What this task involves:
Look through the records below and state how many lines carry the string "JSON", adding nothing.

The data:

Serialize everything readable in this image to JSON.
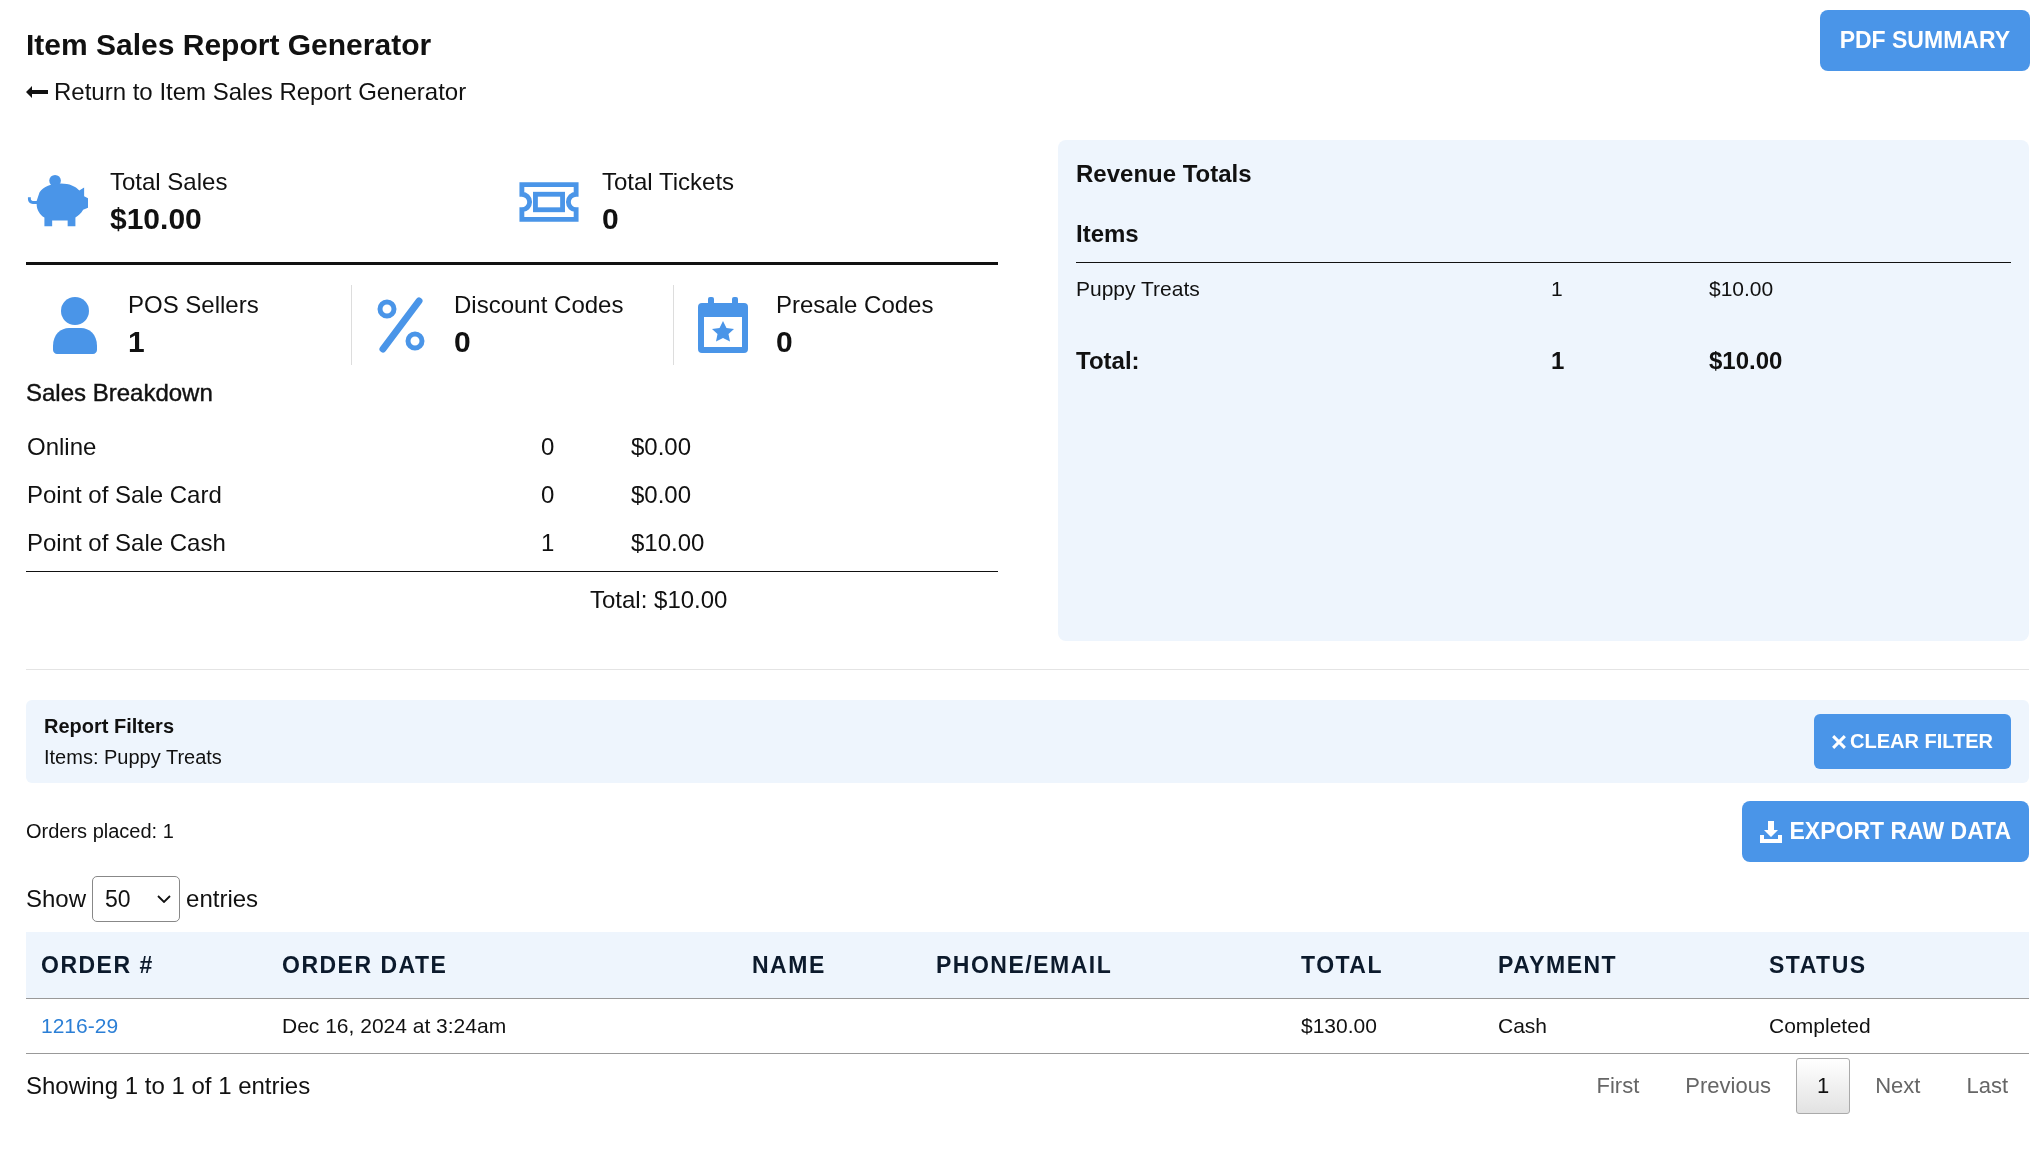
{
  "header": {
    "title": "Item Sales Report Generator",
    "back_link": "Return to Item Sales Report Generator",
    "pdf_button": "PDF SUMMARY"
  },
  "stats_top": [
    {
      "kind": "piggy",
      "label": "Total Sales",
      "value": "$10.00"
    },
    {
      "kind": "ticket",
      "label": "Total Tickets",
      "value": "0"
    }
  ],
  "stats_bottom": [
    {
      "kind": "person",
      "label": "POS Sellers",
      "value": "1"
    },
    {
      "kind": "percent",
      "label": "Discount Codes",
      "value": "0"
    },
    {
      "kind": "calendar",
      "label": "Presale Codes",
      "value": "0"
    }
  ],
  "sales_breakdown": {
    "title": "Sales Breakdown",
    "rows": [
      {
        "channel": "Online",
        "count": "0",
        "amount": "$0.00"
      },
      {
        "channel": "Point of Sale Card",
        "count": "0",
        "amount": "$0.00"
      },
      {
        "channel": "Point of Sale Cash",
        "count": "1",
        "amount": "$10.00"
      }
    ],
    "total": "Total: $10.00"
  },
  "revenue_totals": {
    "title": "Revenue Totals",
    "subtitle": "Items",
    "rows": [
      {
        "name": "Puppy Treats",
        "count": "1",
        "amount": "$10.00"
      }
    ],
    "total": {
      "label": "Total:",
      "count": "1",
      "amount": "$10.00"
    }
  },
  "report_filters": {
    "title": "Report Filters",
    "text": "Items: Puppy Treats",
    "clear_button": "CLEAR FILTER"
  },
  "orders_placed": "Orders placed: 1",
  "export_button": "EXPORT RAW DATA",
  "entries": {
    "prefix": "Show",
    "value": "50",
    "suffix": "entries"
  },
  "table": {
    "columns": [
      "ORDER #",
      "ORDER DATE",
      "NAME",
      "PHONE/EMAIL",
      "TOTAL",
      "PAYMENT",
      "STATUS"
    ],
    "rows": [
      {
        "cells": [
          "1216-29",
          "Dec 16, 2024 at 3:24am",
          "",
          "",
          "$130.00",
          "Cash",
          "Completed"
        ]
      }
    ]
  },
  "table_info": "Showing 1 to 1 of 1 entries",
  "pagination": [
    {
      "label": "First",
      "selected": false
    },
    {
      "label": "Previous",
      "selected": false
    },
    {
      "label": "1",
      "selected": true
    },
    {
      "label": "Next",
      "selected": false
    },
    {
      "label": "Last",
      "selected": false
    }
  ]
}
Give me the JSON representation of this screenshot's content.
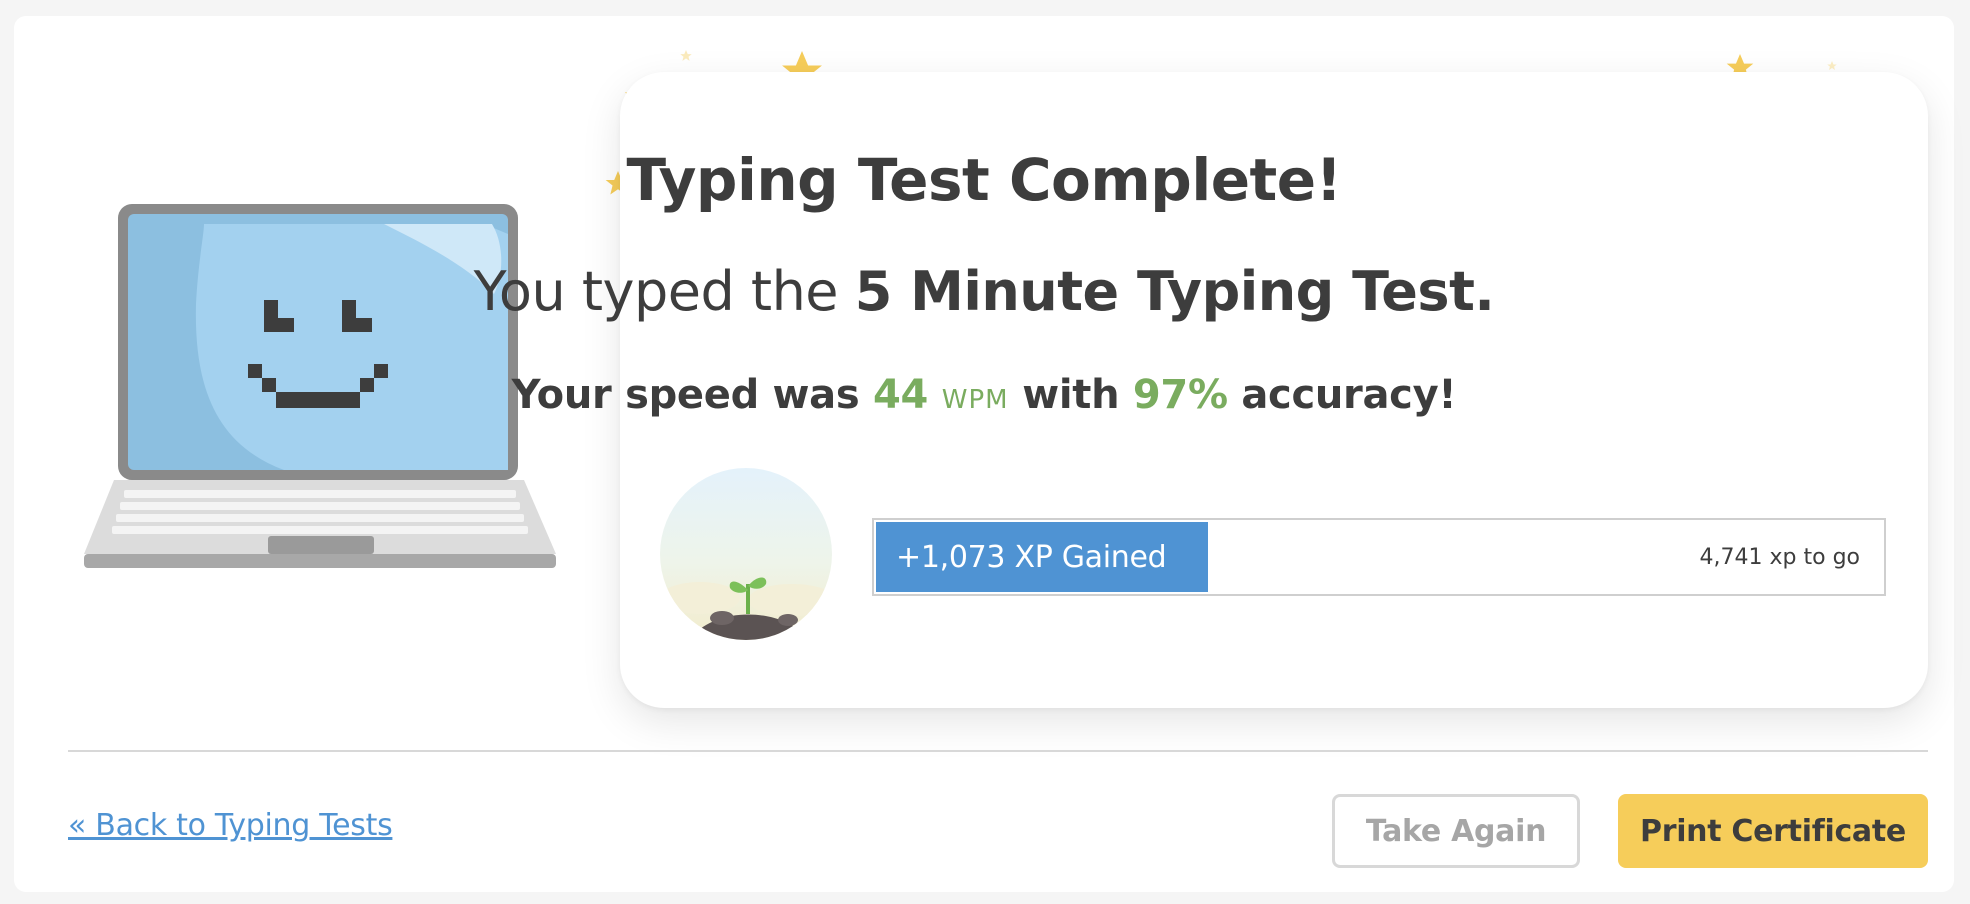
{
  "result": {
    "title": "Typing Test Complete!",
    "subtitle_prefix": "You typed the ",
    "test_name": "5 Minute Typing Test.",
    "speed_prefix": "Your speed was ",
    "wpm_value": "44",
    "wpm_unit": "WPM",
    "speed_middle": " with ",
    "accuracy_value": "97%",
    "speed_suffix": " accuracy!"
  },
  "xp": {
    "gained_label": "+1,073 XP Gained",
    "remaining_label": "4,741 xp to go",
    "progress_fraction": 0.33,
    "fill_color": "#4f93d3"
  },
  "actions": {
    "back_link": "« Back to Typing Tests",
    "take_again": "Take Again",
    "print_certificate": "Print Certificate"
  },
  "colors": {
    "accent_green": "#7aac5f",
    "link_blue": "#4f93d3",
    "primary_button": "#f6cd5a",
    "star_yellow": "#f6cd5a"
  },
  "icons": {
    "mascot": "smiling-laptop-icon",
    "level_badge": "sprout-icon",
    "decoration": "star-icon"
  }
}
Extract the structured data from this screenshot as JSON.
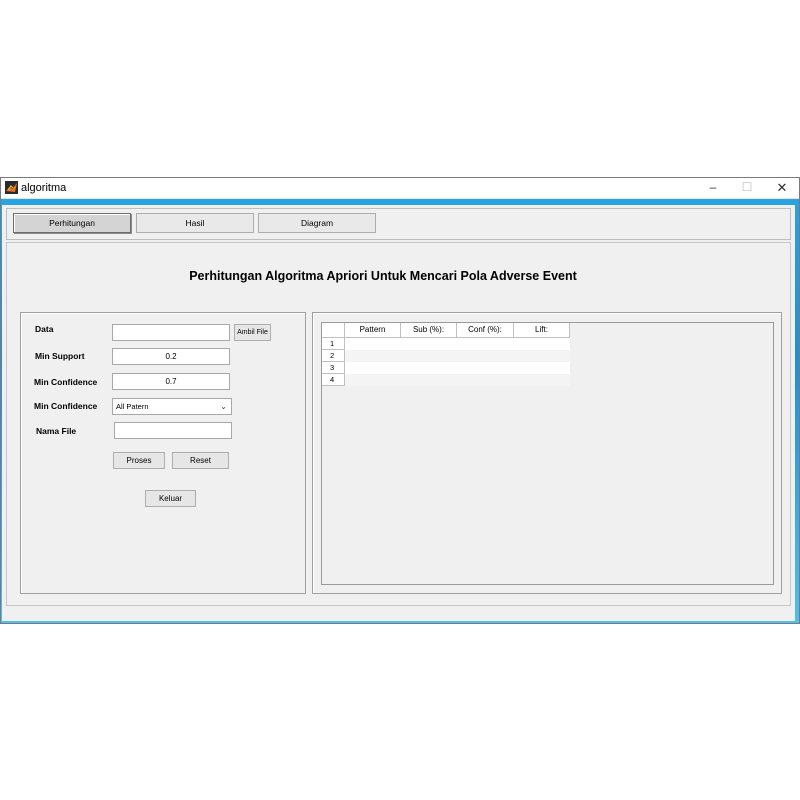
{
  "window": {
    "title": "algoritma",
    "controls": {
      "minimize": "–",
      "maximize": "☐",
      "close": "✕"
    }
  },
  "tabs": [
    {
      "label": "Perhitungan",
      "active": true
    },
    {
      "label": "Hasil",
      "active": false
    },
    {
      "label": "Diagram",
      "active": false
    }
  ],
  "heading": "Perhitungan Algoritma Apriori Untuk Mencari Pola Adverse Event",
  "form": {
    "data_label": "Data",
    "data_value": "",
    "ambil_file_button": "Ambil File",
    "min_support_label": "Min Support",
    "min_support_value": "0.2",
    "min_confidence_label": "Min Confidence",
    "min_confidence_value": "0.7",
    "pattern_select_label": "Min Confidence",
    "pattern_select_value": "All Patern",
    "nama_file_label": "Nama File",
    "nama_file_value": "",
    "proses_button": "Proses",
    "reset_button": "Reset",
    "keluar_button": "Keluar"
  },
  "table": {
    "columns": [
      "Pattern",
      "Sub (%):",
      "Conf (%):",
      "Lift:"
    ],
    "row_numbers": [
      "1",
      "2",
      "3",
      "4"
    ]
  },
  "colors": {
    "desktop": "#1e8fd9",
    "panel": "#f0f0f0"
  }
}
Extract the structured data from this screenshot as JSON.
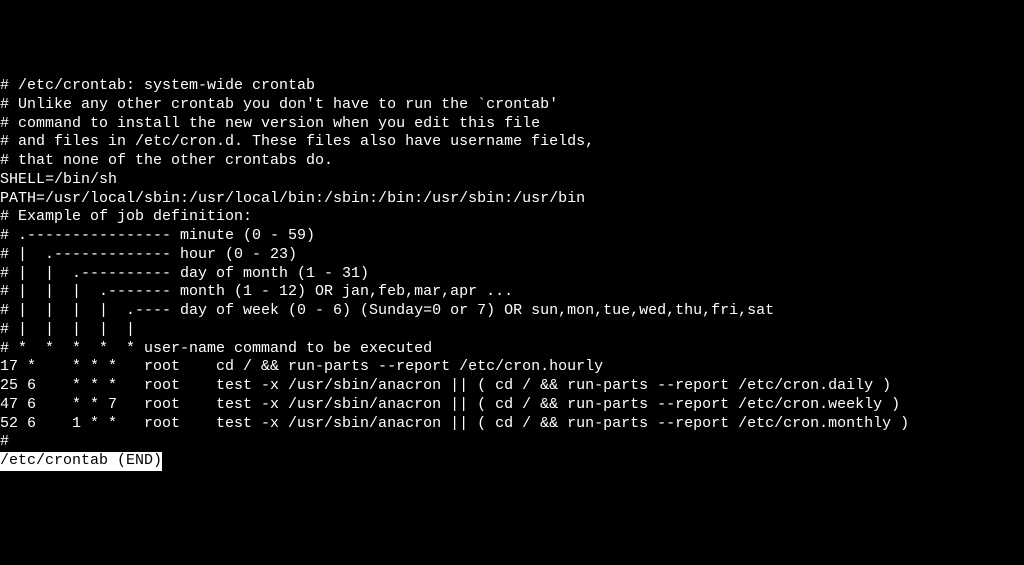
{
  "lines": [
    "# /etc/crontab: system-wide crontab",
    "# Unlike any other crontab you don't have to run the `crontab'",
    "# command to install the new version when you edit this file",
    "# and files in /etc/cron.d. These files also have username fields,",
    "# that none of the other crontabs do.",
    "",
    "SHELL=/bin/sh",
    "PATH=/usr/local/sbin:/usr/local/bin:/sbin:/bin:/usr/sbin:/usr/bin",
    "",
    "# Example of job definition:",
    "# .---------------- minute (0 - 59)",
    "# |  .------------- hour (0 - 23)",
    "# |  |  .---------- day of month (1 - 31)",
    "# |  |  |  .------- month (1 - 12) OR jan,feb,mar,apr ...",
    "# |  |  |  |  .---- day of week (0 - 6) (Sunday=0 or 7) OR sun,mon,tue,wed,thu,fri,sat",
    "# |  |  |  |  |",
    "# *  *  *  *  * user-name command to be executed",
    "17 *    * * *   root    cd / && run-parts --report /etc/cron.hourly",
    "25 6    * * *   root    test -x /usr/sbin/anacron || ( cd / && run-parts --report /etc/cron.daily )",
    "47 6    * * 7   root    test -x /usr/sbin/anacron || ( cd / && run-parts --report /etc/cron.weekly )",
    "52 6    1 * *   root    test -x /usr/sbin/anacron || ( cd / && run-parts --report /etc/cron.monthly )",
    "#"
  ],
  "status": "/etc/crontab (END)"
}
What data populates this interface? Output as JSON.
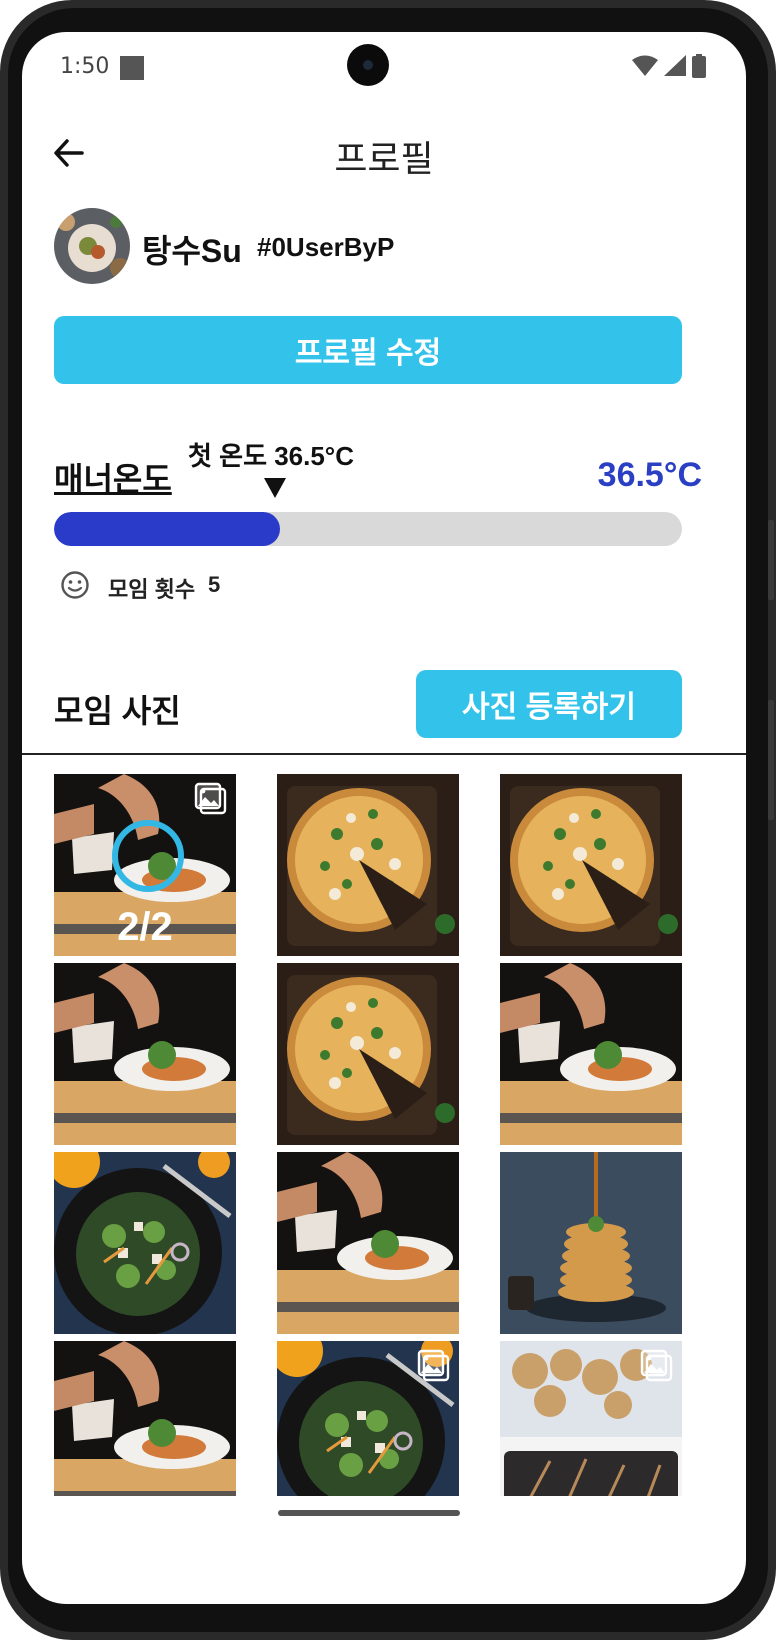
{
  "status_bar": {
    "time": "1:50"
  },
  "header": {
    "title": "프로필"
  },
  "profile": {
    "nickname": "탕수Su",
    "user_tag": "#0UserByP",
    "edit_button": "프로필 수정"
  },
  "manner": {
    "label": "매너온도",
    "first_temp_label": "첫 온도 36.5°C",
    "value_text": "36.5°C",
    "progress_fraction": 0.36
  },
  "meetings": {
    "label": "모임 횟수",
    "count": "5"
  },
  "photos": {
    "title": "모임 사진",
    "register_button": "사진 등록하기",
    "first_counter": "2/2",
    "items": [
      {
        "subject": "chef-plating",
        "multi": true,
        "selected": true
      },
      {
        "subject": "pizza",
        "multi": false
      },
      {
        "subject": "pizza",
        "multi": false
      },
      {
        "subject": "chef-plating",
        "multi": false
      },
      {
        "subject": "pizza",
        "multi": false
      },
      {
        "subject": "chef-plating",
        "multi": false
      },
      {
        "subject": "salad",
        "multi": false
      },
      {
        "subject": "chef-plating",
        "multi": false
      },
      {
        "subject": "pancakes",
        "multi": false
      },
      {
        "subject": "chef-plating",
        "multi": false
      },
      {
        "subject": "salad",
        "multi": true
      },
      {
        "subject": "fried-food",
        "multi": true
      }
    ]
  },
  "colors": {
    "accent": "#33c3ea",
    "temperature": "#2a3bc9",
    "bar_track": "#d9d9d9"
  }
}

Output of the task:
5